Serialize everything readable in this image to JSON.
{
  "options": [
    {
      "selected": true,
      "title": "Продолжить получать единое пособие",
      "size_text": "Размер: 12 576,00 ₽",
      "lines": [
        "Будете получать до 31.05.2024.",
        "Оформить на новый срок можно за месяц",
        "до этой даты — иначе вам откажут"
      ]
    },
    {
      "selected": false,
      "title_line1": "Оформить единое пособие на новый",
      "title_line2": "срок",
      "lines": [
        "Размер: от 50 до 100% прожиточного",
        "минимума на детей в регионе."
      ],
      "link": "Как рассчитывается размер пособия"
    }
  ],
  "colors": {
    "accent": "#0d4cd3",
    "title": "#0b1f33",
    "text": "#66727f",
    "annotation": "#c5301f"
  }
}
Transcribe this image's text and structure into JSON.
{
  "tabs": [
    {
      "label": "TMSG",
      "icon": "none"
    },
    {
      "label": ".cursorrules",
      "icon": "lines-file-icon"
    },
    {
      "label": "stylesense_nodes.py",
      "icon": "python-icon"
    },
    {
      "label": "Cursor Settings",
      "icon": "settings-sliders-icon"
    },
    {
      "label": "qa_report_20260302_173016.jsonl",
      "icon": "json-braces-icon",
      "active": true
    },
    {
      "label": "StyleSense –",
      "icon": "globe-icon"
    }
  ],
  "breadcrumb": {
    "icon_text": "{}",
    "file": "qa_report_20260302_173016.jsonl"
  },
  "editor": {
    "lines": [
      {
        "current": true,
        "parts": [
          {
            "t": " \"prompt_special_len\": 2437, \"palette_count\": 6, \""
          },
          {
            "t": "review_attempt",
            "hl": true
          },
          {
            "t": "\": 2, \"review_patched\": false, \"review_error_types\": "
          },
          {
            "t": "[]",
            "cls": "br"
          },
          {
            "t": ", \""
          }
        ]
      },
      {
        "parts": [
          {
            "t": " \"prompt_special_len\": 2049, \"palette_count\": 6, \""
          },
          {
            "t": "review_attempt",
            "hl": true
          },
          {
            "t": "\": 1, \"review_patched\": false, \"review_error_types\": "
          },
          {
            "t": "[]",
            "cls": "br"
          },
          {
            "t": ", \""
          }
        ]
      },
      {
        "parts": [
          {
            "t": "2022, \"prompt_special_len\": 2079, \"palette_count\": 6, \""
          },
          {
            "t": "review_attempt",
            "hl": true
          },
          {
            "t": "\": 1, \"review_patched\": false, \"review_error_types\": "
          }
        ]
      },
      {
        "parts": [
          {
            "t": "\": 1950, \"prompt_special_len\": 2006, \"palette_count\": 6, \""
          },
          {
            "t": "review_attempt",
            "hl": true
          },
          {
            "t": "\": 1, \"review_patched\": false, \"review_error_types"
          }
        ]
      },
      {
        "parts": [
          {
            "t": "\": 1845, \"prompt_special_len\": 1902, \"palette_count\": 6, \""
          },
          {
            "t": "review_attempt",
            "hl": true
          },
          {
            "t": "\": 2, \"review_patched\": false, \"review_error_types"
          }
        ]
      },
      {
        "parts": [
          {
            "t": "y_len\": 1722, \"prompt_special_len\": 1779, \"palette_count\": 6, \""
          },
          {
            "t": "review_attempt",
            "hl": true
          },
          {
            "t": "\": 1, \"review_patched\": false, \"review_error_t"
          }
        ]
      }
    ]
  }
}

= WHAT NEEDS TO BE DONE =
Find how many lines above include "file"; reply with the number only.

= SOLVED PROBLEM =
2